*** INFORMATION ***
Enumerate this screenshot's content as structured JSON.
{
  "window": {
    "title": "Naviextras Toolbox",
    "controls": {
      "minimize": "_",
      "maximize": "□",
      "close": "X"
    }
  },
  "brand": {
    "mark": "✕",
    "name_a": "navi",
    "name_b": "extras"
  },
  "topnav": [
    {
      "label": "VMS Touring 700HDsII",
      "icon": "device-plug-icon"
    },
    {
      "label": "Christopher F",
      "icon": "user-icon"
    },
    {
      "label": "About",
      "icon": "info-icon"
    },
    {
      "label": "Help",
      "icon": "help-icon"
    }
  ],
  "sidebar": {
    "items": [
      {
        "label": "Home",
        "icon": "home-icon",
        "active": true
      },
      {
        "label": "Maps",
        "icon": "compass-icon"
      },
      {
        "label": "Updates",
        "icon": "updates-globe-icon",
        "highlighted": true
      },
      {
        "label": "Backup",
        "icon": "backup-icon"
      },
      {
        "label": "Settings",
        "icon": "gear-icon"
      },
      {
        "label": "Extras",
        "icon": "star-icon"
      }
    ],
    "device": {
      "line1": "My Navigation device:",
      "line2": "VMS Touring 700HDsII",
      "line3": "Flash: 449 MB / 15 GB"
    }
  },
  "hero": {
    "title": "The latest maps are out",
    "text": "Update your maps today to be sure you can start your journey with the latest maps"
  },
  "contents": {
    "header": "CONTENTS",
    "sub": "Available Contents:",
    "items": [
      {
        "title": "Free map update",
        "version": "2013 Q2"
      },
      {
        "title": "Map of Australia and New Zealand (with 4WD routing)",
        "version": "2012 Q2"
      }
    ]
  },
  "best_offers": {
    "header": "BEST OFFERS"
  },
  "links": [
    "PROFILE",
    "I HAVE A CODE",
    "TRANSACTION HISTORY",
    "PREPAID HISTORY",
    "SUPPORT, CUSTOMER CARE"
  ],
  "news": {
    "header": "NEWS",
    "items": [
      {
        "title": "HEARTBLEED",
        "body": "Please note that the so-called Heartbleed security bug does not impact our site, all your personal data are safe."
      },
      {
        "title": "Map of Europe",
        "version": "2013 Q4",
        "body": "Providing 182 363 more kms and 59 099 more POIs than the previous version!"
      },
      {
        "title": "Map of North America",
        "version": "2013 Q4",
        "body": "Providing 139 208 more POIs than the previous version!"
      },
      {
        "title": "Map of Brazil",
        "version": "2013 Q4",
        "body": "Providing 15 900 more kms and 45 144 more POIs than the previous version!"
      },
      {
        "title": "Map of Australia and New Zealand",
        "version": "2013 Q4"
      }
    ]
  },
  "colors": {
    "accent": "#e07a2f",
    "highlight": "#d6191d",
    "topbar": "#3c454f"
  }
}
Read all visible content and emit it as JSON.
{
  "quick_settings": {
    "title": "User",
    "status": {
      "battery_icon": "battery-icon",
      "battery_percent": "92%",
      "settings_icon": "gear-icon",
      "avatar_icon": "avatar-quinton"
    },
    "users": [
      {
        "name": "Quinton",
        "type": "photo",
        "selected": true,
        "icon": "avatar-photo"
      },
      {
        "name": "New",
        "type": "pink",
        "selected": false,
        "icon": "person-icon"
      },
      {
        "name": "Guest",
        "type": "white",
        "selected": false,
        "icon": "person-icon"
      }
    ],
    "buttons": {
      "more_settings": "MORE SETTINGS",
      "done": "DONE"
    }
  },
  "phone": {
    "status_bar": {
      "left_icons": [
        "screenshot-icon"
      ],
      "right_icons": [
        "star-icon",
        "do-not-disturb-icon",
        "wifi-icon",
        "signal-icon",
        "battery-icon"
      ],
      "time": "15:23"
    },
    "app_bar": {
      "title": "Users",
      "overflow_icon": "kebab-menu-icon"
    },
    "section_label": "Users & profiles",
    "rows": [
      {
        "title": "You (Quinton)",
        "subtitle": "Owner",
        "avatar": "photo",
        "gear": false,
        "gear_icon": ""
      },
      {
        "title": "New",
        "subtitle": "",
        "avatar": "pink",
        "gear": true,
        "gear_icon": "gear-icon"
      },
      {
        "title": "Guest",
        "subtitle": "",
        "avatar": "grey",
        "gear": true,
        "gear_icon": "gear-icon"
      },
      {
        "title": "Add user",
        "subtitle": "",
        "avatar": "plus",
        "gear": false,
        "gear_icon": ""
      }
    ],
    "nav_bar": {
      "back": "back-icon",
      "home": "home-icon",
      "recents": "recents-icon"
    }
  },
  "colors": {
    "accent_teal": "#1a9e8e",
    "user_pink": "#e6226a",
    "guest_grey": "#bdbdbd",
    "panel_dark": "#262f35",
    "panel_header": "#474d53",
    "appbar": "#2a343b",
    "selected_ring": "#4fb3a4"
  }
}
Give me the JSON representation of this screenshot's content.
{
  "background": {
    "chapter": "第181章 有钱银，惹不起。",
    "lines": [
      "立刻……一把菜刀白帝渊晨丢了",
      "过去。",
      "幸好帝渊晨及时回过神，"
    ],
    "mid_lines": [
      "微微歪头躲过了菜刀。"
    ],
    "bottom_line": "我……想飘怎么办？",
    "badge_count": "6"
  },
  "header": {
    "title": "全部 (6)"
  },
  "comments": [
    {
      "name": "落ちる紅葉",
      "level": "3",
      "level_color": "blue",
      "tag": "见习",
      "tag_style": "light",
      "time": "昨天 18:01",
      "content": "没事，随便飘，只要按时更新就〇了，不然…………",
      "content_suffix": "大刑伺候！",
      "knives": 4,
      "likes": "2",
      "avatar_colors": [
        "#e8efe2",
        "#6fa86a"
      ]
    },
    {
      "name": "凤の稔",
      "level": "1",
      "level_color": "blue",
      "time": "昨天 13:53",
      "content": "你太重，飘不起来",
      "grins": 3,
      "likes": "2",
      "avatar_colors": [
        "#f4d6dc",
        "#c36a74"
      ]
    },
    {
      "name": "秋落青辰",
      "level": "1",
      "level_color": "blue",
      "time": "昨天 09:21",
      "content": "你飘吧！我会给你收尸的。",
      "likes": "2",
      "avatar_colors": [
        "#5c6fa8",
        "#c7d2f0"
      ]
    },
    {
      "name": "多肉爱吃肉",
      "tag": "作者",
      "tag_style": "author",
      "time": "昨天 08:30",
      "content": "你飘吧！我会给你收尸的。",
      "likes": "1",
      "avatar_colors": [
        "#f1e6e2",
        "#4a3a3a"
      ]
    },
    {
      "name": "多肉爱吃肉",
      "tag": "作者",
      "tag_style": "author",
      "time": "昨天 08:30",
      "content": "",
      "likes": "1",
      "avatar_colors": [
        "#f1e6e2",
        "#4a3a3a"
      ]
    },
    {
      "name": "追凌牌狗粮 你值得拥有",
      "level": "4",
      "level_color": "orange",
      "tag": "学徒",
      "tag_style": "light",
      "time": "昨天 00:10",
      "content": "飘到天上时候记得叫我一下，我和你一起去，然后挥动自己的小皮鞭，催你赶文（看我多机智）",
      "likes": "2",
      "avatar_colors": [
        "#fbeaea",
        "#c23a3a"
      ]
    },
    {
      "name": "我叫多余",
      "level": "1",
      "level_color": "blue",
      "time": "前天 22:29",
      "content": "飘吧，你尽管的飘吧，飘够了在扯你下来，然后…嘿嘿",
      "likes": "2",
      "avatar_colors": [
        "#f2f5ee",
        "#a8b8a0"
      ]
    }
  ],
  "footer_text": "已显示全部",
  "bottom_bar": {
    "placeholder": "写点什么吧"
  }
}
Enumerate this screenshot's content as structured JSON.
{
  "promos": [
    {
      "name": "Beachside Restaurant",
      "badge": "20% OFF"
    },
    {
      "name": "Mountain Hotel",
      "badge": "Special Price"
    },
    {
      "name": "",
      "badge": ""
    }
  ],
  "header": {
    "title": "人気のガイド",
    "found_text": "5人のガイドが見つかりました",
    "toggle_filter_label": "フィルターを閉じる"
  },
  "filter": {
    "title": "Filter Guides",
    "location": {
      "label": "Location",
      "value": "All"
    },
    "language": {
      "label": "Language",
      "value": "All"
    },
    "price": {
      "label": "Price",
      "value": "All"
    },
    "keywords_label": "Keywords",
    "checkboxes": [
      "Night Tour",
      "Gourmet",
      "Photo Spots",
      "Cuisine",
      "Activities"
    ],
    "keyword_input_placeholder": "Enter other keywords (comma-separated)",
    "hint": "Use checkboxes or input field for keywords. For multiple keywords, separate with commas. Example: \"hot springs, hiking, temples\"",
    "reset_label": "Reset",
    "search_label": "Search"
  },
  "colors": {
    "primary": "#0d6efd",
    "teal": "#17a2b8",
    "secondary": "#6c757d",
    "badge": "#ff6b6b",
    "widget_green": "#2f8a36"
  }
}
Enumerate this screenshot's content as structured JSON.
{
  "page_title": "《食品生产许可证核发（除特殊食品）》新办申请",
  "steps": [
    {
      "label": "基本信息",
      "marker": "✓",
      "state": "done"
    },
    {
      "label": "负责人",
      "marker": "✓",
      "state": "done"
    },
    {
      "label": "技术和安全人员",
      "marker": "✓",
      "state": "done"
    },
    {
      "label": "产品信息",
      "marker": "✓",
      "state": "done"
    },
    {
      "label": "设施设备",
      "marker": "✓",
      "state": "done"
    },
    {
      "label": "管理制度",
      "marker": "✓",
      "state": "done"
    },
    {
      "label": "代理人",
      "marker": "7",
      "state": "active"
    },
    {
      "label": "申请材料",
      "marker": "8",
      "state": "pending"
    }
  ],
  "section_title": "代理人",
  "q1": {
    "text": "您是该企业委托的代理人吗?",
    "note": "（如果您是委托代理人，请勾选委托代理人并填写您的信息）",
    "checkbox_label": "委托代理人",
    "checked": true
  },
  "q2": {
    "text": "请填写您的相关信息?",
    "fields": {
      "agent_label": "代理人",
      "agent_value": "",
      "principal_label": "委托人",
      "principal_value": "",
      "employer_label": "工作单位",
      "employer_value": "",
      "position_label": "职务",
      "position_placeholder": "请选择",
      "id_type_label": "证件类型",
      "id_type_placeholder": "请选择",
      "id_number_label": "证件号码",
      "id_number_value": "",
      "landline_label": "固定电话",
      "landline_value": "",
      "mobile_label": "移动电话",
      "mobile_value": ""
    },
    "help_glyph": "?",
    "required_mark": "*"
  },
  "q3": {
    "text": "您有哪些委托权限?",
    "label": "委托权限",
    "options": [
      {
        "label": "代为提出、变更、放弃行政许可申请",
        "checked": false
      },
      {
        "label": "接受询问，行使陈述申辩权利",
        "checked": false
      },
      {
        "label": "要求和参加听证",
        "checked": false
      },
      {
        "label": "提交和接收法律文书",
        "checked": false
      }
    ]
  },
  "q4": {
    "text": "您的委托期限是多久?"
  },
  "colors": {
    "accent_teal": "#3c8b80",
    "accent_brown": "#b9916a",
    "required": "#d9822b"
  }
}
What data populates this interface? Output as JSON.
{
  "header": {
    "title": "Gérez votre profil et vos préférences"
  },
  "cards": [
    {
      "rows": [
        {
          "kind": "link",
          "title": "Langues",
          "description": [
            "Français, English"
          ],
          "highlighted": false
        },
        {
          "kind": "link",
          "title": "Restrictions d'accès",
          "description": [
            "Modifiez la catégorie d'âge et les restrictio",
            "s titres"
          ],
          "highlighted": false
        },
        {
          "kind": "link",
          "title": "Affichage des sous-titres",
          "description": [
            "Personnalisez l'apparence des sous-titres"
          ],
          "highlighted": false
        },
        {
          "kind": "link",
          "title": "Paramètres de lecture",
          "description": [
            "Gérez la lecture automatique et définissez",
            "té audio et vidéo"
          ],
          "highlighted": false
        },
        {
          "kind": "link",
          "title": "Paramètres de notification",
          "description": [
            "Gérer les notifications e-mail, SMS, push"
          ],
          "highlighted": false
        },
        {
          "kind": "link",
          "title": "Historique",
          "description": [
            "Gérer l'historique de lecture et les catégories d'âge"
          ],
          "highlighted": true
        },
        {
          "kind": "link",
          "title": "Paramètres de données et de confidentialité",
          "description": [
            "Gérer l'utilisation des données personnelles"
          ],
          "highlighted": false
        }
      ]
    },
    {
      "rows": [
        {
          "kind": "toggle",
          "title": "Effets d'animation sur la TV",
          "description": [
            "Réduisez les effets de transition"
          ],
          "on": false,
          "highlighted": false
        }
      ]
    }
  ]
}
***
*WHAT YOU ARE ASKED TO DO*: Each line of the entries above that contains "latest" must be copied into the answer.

*FINAL ANSWER*:
    "title": "The latest maps are out",
    "text": "Update your maps today to be sure you can start your journey with the latest maps"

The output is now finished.